Take an incredible singer-songwriter and team him with another amazing singer-songwriter…
Archive for Music History
Former Styx frontman Dennis DeYoung says, “Musicals are risky ventures because they cost so much and are so sensitive. Anything can go wrong, or right. That’s what makes them so exciting when they work.” De Young was first bitten by the Broadway bug in 1993. When relations with Styx started to strain, De Young, a devout Catholic, temporarily quit the band to join a national tour of Jesus Christ Superstar, playing the role of Pontius Pilate.
As much as he enjoyed the experience, eventually the novelty of Andrew Lloyd Webber’s hit musical wore thin. “I don’t think that it’s a great musical, but it’s got a compelling story and Jesus is a popular guy,” he says.
Phil Ramone, the music producer who produced for Frank Sinatra, Barbra Streisand, Bob Dylan, Ray Charles, Paul Simon and Billy Joel has died today. He was 72.
Last May, the documentary Marley, by director Kevin Macdonald came out. It features Bob Marley’s early days in a poor village outside Kingston, Jamaica, surrounded by poverty and by beauty, shunned by many for his mixed heritage (his absentee father was a British soldier). He moved with his mother to Kingston to live as a barefoot boy in Trench Town, exposed to Rastafarianism and met friends, Bunny Livingston and Peter Tosh, who’d frame his life and experiences.
It includes, Bob’s first single at 16, Judge Not and other songs.
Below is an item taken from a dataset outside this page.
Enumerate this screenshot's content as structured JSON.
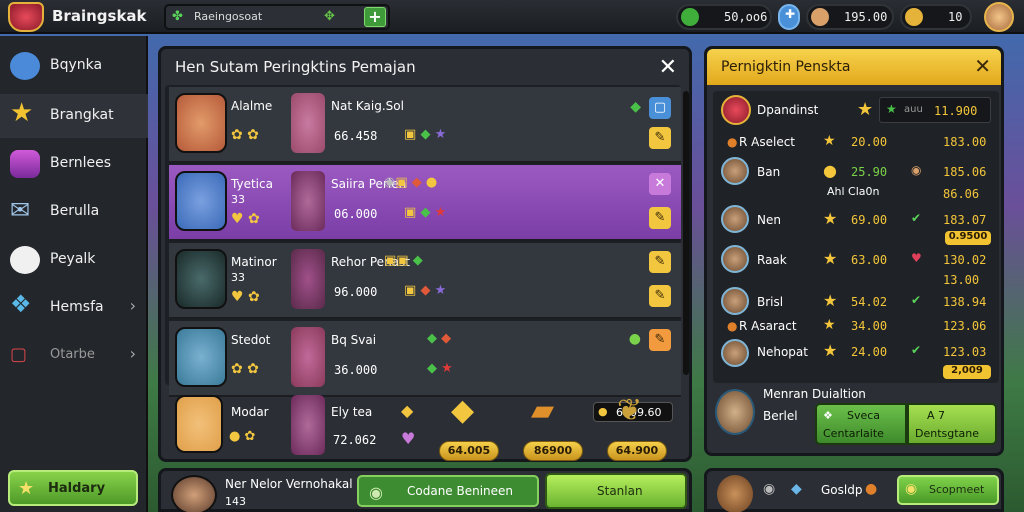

Bono talked about the documentary on Neil Young from director Jonathan Demme (shot at Massey Hall) which showed at TIFF in 2011. Bono said: “Neil Young; clearly a sacred talent. Listening to his music you feel like you should take your shoes off.”